    On his website, Mr. Arseneau cites a 2008 article in which he besmirches Yoko and the Legacy team, stating ""The bottom line is … they want the public to see and buy work that John Lennon himself has never seen"; by that standard, one would have to deduce that "Real Love" and "Free As A Bird" should be discounted (certainly John never heard those finished products).



  16. 16

    And while on the subject of Mr. Arseneau's website, one look at his "bio", covering his five years of study at community colleges (yet with no mention of any degrees earned), he notes "when I research and write about contentious issues of authenticity in the art world, I use independent documented definitions I didn`t define", making a point to use a select dictionary definition of scholar ("a learned or eurdite [sic] person, esp. one who has profound knowledge of a particular subject."). While obviously not figuring anyone would challenge a scholars' spelling, I would have to say he's taken a very liberal interpretation of the term; a look through my own desk dictionary defines "scholar" as "a person who has done advanced study in a special field". Not sure five years at community college, with no mention of a degree, gets me there.

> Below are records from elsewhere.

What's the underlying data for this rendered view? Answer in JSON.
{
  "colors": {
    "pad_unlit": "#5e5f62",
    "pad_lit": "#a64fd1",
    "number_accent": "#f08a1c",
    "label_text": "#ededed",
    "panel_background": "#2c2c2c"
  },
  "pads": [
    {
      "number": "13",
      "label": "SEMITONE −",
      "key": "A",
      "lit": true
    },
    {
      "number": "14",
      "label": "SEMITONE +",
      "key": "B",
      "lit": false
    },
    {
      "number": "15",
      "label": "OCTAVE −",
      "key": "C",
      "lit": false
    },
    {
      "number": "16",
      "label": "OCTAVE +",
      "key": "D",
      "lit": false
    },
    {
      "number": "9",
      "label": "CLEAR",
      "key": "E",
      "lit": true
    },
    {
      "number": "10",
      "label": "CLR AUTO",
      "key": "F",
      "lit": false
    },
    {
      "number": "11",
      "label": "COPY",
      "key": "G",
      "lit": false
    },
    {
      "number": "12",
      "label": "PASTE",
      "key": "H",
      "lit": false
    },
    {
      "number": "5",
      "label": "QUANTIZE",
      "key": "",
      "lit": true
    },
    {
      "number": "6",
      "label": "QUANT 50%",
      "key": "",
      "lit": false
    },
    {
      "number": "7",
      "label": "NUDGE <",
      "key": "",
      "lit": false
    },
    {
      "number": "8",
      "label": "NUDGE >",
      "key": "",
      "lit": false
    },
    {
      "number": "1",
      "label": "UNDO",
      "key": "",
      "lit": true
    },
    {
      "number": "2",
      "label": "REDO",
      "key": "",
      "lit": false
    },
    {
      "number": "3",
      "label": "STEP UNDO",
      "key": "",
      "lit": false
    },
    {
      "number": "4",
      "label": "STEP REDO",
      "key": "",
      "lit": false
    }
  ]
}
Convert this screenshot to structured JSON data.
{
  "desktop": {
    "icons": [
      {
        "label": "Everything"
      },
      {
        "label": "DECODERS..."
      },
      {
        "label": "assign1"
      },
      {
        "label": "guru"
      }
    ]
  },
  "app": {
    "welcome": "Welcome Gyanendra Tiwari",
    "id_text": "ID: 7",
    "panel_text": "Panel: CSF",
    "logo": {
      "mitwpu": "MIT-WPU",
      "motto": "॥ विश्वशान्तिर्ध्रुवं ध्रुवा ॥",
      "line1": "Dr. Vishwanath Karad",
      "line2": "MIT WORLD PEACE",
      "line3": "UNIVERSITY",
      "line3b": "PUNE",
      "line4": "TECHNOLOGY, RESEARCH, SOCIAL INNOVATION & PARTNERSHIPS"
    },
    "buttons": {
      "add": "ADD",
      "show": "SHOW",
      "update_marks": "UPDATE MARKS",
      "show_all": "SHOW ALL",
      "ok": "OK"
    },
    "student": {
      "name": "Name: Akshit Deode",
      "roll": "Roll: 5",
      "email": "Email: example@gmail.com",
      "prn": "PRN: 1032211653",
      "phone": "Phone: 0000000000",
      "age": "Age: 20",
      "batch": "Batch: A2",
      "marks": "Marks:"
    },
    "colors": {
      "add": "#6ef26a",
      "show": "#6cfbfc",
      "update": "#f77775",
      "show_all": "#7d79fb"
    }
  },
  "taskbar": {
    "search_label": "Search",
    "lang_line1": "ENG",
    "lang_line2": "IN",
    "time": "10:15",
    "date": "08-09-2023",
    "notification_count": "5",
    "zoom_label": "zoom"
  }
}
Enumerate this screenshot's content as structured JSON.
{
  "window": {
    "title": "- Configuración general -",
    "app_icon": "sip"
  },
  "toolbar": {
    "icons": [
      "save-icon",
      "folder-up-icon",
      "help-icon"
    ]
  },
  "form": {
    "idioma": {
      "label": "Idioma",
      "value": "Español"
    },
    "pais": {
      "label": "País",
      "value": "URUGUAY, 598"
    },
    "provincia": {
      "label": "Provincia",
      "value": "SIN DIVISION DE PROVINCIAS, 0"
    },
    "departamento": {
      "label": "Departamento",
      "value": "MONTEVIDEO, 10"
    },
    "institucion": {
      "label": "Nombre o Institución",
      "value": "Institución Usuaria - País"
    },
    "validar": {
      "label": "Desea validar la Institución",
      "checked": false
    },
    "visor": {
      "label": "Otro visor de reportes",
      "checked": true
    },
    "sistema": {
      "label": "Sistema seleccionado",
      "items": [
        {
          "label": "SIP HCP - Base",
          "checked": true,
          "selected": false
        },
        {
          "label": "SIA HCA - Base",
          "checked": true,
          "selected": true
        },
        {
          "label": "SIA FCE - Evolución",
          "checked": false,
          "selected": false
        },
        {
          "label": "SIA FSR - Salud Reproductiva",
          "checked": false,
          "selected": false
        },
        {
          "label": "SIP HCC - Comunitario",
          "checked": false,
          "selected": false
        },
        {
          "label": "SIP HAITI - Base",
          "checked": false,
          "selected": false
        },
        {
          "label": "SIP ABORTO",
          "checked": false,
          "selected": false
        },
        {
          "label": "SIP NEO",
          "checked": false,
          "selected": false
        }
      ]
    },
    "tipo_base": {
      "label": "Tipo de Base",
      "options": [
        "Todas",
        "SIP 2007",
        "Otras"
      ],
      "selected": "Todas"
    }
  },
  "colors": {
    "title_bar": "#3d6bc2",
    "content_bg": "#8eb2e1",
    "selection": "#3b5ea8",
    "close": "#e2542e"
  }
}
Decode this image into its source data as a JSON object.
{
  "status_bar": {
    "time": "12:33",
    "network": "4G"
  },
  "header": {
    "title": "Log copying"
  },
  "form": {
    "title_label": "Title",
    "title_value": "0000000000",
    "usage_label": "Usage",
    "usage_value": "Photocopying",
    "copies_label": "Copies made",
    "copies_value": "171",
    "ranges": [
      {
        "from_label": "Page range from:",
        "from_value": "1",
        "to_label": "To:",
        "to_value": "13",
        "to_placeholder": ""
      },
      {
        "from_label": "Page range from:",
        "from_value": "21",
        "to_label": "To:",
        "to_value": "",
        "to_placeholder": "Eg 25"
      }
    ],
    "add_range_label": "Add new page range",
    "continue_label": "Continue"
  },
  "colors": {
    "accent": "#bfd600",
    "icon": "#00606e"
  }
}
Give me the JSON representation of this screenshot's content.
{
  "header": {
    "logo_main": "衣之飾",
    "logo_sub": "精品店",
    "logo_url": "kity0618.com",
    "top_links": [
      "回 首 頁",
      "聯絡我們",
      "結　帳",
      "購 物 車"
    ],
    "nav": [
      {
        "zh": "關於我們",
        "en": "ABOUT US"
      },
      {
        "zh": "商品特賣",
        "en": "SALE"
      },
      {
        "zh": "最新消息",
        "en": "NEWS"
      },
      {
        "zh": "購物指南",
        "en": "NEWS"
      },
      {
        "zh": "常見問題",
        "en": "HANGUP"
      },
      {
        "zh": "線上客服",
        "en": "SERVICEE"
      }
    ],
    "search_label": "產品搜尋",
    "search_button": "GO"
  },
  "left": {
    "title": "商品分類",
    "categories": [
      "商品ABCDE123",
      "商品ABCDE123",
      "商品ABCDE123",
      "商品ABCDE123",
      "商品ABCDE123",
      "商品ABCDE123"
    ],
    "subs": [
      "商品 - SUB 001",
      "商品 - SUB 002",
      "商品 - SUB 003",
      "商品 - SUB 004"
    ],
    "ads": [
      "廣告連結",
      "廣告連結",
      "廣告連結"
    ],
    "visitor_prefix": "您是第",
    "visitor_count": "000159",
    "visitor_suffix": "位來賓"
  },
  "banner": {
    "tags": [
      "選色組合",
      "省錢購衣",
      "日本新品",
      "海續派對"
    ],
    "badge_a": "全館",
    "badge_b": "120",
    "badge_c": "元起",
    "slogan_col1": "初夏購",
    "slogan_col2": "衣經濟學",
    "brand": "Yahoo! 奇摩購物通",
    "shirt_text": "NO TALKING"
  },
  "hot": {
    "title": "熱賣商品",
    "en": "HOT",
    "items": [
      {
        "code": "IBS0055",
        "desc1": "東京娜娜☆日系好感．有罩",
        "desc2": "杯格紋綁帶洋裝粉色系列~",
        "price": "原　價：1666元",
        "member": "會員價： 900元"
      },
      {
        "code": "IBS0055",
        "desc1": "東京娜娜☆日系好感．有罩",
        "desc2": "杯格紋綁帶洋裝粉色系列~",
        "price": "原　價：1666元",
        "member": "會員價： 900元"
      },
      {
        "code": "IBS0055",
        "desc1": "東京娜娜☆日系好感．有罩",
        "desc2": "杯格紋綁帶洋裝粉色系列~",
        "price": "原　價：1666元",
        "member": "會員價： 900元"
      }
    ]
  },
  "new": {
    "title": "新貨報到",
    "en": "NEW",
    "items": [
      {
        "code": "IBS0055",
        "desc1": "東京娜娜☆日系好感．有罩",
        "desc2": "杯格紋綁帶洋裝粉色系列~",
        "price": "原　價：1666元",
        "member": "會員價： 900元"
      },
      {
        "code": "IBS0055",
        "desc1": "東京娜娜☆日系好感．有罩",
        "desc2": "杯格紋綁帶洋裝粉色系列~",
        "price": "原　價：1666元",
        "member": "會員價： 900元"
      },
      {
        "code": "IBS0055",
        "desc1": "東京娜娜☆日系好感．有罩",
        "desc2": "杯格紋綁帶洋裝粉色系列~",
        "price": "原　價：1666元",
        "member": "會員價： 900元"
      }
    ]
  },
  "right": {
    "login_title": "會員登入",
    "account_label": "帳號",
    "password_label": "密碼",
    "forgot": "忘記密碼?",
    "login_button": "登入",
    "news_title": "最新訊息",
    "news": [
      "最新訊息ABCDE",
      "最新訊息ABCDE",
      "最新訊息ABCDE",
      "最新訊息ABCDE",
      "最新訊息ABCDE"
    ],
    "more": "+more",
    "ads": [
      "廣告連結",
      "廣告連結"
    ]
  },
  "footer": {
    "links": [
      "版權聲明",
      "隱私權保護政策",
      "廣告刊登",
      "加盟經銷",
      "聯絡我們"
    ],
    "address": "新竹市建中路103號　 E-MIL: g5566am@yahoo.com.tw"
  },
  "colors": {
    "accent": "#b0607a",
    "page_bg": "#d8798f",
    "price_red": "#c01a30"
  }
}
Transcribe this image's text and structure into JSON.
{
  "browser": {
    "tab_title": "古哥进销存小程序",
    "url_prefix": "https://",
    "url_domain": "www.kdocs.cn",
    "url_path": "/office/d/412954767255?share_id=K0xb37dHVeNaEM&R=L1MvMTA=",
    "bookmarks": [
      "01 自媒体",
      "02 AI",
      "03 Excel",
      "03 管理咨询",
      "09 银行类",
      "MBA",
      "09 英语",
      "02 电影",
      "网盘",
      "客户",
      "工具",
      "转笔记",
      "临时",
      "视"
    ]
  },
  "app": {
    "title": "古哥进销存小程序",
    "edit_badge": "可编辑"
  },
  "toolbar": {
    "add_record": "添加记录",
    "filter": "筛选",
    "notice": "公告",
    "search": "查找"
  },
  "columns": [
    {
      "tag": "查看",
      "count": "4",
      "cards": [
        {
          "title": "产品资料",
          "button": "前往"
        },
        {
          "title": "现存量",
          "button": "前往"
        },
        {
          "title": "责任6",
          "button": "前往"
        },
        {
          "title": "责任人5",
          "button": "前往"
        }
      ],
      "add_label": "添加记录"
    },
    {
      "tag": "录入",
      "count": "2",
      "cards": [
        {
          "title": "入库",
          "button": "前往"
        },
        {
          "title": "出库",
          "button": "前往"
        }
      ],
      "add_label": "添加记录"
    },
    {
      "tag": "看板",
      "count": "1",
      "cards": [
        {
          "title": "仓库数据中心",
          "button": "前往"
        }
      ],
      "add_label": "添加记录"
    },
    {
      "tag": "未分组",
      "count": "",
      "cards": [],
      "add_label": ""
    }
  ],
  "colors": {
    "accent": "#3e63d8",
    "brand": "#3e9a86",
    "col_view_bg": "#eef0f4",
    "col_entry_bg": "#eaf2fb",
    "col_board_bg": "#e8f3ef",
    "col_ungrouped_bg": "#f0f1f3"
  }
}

  17. 17

    It seems Mr. Arseneau would have been at least somewhat appeased if they called the exhibit the "reproductions and lithographs of lyrics and drawings done by John Lennon when he was alive" as opposed to "the art of …" And while he definitely doesn't come across as a fan of Yoko's (I get it, believe me), like it or not, SHE (not Mr. Arseneau) gets to decide how John's legacy (no pun intended) is handled and marketed.

    One look at any Beatles Sotheby's auction would show REAL handwritten Beatles lyrics routinely fetching well into the six-figure range. Anyone who thinks I was defrauded into paying $500 for my "Real Love" lyric print (which by the way, came in what would probably be a couple hundred dollar framing job) is simply ill informed and doesn't give folks credit for being even half-educated consumers. People are a lot smarter than Mr. Arseneau appears to give them credit for. Yeah, I've seen the REAL handwritten lyrics and know they are - really - priceless. As long as people are in a position to make an informed decision, as I was, and are happy with their purchase, who's to say what Yoko "should" be doing ? Hint: Not Mr. Arseneau, or you, or me.



  18. 18

    In my last (by that, I don't mean "most recent", I mean "final") post to Mr. Arseneau (he and his crusade are simply not worth the time or
    effort) , I acknowledged that "caveat emptor" is ALWAYS good advice, and let him know that I'd be going to the show the following week NYC, and PROMISED to let him know IMMEDIATELY if any of the Legacy staff try to pawn the prints off as "originals", or anything else but what they are. I hope he's not holding his breath waiting for a follow up, because, as always, the folks at Legacy Fine Arts treated me with respect for my consumerism and intelligence. It's more than most "blog scholars" are willing to concede, it seems.